Interface dataset entries
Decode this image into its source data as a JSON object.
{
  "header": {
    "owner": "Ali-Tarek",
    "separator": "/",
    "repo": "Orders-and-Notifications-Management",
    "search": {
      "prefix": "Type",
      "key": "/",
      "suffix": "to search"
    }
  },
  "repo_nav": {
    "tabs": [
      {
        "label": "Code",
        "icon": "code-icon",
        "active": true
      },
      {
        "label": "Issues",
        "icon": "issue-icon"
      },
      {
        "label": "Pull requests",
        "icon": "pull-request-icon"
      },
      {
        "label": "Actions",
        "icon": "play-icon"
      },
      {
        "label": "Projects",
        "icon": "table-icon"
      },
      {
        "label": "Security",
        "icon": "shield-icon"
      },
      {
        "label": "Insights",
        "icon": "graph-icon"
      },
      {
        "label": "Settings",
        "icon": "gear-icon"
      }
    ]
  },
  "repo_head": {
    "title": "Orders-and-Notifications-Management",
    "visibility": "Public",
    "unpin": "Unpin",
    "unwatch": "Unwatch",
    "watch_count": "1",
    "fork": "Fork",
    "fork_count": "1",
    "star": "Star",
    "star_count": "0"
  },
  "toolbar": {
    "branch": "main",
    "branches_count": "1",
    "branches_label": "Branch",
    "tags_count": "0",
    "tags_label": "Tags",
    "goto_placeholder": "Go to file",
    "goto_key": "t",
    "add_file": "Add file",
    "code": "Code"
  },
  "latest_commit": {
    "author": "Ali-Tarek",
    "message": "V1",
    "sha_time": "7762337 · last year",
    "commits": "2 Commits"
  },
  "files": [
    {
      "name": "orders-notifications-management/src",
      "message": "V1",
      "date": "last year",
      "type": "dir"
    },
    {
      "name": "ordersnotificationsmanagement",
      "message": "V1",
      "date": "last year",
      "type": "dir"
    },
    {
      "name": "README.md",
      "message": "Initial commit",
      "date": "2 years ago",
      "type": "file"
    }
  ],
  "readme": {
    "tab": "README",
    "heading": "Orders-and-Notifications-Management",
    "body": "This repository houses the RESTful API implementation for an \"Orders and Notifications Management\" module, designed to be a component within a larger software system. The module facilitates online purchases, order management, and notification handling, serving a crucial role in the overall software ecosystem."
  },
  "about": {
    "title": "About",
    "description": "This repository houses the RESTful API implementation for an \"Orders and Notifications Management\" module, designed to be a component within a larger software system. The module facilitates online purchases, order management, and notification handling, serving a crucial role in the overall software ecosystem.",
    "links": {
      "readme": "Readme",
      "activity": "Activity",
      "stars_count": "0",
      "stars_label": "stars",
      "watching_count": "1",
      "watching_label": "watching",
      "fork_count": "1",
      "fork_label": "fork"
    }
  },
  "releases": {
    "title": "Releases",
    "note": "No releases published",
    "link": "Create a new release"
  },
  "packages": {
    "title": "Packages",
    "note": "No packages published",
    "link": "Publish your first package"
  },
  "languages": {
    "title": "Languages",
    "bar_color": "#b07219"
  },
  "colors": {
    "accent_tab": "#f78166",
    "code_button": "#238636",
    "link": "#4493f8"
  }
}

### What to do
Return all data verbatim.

### Result
Decode this image into its source data as a JSON object.
{
  "header": {
    "owner": "Ali-Tarek",
    "separator": "/",
    "repo": "Orders-and-Notifications-Management",
    "search": {
      "prefix": "Type",
      "key": "/",
      "suffix": "to search"
    }
  },
  "repo_nav": {
    "tabs": [
      {
        "label": "Code",
        "icon": "code-icon",
        "active": true
      },
      {
        "label": "Issues",
        "icon": "issue-icon"
      },
      {
        "label": "Pull requests",
        "icon": "pull-request-icon"
      },
      {
        "label": "Actions",
        "icon": "play-icon"
      },
      {
        "label": "Projects",
        "icon": "table-icon"
      },
      {
        "label": "Security",
        "icon": "shield-icon"
      },
      {
        "label": "Insights",
        "icon": "graph-icon"
      },
      {
        "label": "Settings",
        "icon": "gear-icon"
      }
    ]
  },
  "repo_head": {
    "title": "Orders-and-Notifications-Management",
    "visibility": "Public",
    "unpin": "Unpin",
    "unwatch": "Unwatch",
    "watch_count": "1",
    "fork": "Fork",
    "fork_count": "1",
    "star": "Star",
    "star_count": "0"
  },
  "toolbar": {
    "branch": "main",
    "branches_count": "1",
    "branches_label": "Branch",
    "tags_count": "0",
    "tags_label": "Tags",
    "goto_placeholder": "Go to file",
    "goto_key": "t",
    "add_file": "Add file",
    "code": "Code"
  },
  "latest_commit": {
    "author": "Ali-Tarek",
    "message": "V1",
    "sha_time": "7762337 · last year",
    "commits": "2 Commits"
  },
  "files": [
    {
      "name": "orders-notifications-management/src",
      "message": "V1",
      "date": "last year",
      "type": "dir"
    },
    {
      "name": "ordersnotificationsmanagement",
      "message": "V1",
      "date": "last year",
      "type": "dir"
    },
    {
      "name": "README.md",
      "message": "Initial commit",
      "date": "2 years ago",
      "type": "file"
    }
  ],
  "readme": {
    "tab": "README",
    "heading": "Orders-and-Notifications-Management",
    "body": "This repository houses the RESTful API implementation for an \"Orders and Notifications Management\" module, designed to be a component within a larger software system. The module facilitates online purchases, order management, and notification handling, serving a crucial role in the overall software ecosystem."
  },
  "about": {
    "title": "About",
    "description": "This repository houses the RESTful API implementation for an \"Orders and Notifications Management\" module, designed to be a component within a larger software system. The module facilitates online purchases, order management, and notification handling, serving a crucial role in the overall software ecosystem.",
    "links": {
      "readme": "Readme",
      "activity": "Activity",
      "stars_count": "0",
      "stars_label": "stars",
      "watching_count": "1",
      "watching_label": "watching",
      "fork_count": "1",
      "fork_label": "fork"
    }
  },
  "releases": {
    "title": "Releases",
    "note": "No releases published",
    "link": "Create a new release"
  },
  "packages": {
    "title": "Packages",
    "note": "No packages published",
    "link": "Publish your first package"
  },
  "languages": {
    "title": "Languages",
    "bar_color": "#b07219"
  },
  "colors": {
    "accent_tab": "#f78166",
    "code_button": "#238636",
    "link": "#4493f8"
  }
}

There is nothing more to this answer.